“They leave to pursue their dreams and ambitions, and to fulfill their dreams. Yet Lebanon remains without essential human capital in many critical fields. As there are no official reports and numbers being released, we won’t know the exact effect of all that on our economy until a few years [later],” she said.
Dana said that after everything he had done to remain in the country, Lebanon had pushed him out.
“For every one step you take forward in Lebanon, the situation in the country pushes you back ten steps,” he stated.
He accepted the offer and moved to Dubai, opening a fresh page.
“I look at Dubai and think of Beirut, of the potential Lebanon has that is being wasted due to political problems,” he says.
The World Bank, in a recent report, warned that Lebanon is suffering a dangerous depletion of human capital and permanent damage would be very hard to recover.
Brain drain, on top of a severe economic and political crisis, possibly among the top three most severe global crises since the mid-19th century, will limit Lebanon’s recovery potential.
“The sharp deterioration in basic services would have long-term implications,” the World Bank stated, including mass migration. “Permanent damage to human capital would be very hard to recover [from]. Perhaps this dimension of the Lebanese crisis makes the Lebanon episode unique compared to other global crises.”
Dana’s departure comes at a time when Lebanon’s MMA scene seems to be blossoming. Last week, 22-year-old Lebanese, Alexandra Sukkar, became the World MMA Champion in Amsterdam. As she was being crowned champion, Sukkar took the opportunity to say, "My country is going through a difficult time, and this is something to celebrate, so I'm very proud of it."
Trainer Kiblawi said that if he could have only one of his prayers answered it would be that “peace and stability be restored and to have all our champs back. Until then, I hope they will be great examples in their second homes around the world.”
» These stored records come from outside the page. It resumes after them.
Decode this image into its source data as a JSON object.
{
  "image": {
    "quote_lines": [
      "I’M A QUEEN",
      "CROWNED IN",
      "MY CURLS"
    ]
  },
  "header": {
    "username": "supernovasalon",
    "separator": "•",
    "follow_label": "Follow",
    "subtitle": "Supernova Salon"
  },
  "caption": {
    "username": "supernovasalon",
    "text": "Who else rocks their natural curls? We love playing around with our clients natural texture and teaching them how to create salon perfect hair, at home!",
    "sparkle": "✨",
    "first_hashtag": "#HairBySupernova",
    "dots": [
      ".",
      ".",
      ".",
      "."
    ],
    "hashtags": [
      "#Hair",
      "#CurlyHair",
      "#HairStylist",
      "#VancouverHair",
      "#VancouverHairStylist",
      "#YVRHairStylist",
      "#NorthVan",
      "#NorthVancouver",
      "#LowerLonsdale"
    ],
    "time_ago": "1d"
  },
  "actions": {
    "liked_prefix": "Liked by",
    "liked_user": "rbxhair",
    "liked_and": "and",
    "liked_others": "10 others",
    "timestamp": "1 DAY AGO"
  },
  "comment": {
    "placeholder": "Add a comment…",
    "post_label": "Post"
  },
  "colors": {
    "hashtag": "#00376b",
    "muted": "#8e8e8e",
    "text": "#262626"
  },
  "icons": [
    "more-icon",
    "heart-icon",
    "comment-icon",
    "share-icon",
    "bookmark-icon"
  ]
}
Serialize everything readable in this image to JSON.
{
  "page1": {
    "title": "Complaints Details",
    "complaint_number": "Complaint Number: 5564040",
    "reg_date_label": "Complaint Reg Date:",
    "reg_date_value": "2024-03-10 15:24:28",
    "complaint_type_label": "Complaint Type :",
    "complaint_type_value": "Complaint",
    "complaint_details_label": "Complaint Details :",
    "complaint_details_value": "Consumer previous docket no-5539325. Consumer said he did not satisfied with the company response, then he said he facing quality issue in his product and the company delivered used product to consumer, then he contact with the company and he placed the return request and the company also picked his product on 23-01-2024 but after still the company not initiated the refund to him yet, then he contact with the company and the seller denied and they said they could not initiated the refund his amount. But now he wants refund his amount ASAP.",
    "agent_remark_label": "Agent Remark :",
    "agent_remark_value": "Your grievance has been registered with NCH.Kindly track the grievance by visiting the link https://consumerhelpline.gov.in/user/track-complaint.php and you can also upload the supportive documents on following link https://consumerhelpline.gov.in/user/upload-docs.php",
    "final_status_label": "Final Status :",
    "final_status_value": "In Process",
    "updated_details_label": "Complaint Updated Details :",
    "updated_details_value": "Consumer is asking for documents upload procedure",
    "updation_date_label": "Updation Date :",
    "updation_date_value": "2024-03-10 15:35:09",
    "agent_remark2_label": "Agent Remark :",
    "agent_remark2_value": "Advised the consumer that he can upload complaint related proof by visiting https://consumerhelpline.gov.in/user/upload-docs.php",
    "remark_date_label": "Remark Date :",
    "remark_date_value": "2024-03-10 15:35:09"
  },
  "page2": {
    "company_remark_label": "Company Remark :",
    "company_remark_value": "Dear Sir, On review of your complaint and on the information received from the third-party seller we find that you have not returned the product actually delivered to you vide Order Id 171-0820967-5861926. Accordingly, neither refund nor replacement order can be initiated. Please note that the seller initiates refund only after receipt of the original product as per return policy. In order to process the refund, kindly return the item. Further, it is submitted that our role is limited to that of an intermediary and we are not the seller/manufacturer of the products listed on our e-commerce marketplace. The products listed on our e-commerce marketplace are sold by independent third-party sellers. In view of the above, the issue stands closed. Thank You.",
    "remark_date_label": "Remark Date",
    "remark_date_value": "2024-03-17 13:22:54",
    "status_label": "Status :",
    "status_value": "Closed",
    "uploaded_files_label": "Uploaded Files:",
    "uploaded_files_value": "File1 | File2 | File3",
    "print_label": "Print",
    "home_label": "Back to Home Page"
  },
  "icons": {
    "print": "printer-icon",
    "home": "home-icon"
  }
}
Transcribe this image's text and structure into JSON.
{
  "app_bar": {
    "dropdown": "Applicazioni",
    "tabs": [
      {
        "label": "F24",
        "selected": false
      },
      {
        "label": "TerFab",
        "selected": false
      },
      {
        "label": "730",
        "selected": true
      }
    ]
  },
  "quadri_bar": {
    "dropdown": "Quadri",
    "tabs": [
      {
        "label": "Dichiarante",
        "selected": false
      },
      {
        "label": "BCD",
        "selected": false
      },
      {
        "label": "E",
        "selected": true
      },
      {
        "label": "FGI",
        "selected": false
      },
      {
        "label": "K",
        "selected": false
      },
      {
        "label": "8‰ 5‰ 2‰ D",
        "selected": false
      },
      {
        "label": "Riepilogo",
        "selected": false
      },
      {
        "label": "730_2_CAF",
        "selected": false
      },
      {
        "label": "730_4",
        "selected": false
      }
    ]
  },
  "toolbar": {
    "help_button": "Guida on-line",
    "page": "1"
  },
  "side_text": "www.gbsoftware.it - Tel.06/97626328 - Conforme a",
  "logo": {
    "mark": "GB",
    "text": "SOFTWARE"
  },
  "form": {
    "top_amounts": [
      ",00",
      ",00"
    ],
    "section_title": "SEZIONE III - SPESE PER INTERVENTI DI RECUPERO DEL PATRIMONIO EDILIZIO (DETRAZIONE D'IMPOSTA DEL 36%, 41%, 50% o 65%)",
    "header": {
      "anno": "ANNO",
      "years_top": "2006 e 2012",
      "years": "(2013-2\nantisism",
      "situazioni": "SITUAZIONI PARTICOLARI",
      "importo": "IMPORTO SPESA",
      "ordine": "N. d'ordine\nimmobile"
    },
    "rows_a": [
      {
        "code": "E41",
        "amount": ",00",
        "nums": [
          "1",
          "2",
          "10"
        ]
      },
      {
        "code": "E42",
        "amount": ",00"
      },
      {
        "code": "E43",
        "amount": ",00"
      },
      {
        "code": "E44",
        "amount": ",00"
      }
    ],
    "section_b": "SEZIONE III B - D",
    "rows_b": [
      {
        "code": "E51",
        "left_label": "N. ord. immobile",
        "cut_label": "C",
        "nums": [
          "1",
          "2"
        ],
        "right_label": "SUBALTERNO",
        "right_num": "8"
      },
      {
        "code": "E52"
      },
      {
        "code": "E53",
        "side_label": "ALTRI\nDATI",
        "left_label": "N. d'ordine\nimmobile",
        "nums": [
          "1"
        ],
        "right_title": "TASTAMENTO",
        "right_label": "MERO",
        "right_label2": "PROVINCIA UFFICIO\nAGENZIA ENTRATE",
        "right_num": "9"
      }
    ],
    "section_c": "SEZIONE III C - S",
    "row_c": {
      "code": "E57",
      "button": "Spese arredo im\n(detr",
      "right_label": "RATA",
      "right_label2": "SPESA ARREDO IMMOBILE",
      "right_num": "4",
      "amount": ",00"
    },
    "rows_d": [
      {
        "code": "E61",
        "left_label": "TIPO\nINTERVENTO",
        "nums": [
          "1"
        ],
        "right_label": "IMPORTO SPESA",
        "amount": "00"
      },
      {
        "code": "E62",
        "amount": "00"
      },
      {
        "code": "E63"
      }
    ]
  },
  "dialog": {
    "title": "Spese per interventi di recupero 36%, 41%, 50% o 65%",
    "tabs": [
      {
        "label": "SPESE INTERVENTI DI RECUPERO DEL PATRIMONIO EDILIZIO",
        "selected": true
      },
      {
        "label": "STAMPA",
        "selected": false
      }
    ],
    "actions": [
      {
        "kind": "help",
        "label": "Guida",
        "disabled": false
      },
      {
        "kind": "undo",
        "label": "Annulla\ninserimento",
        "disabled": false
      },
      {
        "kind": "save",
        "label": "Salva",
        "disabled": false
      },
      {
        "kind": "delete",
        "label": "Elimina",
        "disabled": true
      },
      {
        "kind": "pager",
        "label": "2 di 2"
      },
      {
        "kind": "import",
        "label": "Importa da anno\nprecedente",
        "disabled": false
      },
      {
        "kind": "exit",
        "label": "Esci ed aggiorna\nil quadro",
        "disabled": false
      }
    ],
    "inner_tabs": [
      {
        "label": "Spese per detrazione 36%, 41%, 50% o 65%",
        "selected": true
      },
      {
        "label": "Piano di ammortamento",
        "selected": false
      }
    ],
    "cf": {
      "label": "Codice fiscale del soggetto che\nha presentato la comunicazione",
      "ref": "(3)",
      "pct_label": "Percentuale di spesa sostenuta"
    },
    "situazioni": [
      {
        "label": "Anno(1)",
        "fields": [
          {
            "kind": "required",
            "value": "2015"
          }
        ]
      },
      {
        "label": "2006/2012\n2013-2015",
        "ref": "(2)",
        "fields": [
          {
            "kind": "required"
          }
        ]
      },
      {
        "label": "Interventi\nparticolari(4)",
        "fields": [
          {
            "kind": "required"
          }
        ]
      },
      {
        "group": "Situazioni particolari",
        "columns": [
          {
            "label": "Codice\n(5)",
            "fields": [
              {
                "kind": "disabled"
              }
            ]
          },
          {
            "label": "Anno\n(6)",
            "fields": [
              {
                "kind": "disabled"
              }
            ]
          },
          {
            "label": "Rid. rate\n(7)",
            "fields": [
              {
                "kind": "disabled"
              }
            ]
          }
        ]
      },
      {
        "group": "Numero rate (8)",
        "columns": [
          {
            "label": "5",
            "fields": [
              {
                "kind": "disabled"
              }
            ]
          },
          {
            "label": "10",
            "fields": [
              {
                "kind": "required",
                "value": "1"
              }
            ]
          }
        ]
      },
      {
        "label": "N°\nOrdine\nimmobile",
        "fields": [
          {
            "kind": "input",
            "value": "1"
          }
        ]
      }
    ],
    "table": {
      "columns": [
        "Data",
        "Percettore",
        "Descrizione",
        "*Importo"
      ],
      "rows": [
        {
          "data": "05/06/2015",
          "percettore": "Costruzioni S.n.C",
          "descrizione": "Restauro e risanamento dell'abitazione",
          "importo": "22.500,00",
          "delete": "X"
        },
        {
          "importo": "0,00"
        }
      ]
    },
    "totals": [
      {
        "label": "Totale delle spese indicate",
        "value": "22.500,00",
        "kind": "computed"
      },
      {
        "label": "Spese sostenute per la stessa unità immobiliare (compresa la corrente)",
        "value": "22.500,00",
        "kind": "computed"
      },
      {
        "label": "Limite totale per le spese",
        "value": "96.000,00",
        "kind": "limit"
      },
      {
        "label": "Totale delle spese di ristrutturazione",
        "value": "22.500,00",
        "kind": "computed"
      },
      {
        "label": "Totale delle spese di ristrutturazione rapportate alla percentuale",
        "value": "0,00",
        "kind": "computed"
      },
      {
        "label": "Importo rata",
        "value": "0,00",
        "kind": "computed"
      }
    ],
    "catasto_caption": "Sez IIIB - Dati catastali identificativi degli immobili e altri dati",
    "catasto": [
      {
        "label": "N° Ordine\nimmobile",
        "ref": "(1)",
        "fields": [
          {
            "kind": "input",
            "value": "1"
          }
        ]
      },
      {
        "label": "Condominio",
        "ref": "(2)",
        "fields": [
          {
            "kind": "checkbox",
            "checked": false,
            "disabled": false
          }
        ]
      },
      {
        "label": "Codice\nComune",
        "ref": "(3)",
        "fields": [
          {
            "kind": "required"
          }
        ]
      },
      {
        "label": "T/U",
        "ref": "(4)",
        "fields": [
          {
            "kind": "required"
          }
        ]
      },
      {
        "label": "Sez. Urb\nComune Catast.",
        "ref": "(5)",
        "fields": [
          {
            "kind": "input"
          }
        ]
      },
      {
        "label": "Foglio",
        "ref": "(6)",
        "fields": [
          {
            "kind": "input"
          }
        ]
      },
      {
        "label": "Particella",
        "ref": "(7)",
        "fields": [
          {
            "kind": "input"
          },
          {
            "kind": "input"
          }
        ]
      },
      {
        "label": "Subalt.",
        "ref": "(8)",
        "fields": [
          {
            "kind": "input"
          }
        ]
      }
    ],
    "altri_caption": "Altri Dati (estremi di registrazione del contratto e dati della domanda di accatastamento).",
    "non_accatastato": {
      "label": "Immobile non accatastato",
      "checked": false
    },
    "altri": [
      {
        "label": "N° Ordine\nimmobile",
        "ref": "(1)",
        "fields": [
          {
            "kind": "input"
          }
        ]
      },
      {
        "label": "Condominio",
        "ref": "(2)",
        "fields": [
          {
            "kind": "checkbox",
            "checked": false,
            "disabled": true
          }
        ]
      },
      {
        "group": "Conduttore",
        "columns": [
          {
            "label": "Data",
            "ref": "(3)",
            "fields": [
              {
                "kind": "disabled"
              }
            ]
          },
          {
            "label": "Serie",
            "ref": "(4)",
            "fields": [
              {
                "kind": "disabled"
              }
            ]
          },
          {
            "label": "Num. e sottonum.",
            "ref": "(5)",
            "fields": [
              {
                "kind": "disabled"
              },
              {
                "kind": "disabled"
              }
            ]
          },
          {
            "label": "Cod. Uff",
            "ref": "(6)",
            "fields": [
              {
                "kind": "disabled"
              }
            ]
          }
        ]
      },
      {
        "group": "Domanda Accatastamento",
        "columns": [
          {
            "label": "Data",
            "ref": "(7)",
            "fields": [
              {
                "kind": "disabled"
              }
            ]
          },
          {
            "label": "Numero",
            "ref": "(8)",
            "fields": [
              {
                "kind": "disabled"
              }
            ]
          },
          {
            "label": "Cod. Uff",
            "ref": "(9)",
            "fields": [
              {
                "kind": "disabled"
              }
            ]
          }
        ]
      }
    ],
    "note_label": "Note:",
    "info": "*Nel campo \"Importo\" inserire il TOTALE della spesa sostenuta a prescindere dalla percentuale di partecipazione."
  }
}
For Dana, it remains to be seen whether fate will bring him back to Lebanon.
“I can’t look back,” he said. “The only way is forward.”
BEIRUT — With a mischievous smile, a strong build and a heart and head full of dreams, Yahia Al Dana, Lebanon’s 29-year-old Mixed Martial Arts champion packed his medals, books, future plans and aspirations into suitcases and boxes, and left Beirut to Dubai in early January 2022.“Our local champs opening up to the world is the best reward any coach could hope for,” his trainer Rocky...